It plans to move from middleman to a vertically integrated trading house: like Wilmar. Seems to be the fashion. Olam is doing this too.

Update on !7 May 2012:

Fidelity and Hong Kong-based Value Partners Group have agreed to become cornerstone investors of Felda Global Ventures Holdings’ US$3.3 billion (S$4.2 billion) initial public offering (IPO) in Malaysia, the Edge daily reported yesterday, citing unnamed financial executives involved in the listing.

Other cornerstone investors include Malaysian tycoons Quek Leng Chan and Chua Ma Yu, pension fund Employees Provident Fund and state-owned asset manager Permodalan Nasional, the report cited the executives as saying.

Value in investing in agribusiness here?

In Uncategorized on 09/05/2010 at 11:59 am

“You can get into vegetable or meat, but because of the land scarcity issue, and because we’re surrounded by the sea, I strongly felt fishery was the best business to get into.

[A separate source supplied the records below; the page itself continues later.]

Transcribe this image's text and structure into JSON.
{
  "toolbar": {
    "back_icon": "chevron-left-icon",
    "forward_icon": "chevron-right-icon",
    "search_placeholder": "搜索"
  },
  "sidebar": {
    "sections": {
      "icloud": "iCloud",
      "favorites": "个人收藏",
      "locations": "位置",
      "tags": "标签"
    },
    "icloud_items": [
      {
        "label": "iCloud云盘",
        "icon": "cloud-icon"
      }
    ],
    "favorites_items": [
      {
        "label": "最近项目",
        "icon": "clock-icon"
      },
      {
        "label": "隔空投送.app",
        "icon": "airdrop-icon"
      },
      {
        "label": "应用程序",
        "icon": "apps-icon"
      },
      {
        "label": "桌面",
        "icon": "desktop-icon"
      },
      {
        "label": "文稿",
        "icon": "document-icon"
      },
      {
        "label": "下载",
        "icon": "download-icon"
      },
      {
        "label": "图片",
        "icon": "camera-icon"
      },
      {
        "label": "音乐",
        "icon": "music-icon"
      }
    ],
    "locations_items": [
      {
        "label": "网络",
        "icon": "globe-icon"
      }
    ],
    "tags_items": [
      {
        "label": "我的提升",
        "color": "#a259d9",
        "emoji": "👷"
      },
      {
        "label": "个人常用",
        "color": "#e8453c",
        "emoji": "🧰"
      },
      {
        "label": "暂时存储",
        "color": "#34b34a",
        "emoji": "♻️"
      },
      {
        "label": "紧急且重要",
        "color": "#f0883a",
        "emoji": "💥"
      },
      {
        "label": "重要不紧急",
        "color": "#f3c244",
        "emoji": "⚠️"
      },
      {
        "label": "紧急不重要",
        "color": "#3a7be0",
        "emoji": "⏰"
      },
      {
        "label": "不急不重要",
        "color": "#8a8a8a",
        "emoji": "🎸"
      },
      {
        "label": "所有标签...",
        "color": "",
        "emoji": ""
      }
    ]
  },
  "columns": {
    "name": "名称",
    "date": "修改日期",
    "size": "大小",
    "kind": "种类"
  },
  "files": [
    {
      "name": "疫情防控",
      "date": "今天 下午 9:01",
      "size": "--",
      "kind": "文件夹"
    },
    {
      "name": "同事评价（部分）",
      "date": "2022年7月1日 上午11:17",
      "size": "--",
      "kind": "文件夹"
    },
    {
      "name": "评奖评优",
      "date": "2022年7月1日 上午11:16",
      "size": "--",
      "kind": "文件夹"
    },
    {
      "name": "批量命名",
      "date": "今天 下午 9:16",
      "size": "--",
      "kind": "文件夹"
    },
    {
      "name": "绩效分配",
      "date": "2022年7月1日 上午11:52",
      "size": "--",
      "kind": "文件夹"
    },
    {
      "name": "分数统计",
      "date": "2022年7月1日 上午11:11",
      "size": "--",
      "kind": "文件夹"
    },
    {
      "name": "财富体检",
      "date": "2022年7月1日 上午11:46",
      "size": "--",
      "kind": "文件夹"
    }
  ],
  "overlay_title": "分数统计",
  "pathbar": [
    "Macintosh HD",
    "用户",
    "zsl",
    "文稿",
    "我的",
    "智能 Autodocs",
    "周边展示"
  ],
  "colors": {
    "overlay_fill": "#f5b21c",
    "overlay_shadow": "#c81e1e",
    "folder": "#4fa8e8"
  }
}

Mr Cheng focuses on groupers – a fish he says offers the best returns – importing them as babies from Indonesia and Malaysia for just over a dollar each.

He then grows them for 12 to 18 months before selling them for $15 per kg – about the weight of one fish”.

“The growth rate of groupers is slower than the rest, which means you have to invest a lot more, so most farmers choose not to grow them,” he says.

“The fish is high in demand, but there is less supply, so the prices will always be high. In 2008, it reached almost $20 per kilogram.

“I reckon the price will go higher because as Asians, as Chinese, we always believe that grouper is a lucky fish.”

Singapore currently produces less than 5% of the food it consumes.

… the government wants to encourage entrepreneurs … to venture into farming so that the country can be more self-sufficient.

Goals set out by the Agri-Food and Veterinary Authority of Singapore include raising local production of fish to meet 15% of domestic demand from the current 4%.

Eggs and leafy vegetables are among other foods on its target list for production growth.

To meet these goals, the government launched a $3.5m Food Fund initiative in December, aimed “at strengthening our strategies of food diversification and local farming to ensure a resilient supply for food for Singapore”.

BBC Online report.

Follow

Get every new post delivered to your Inbox.

Join 221 other followers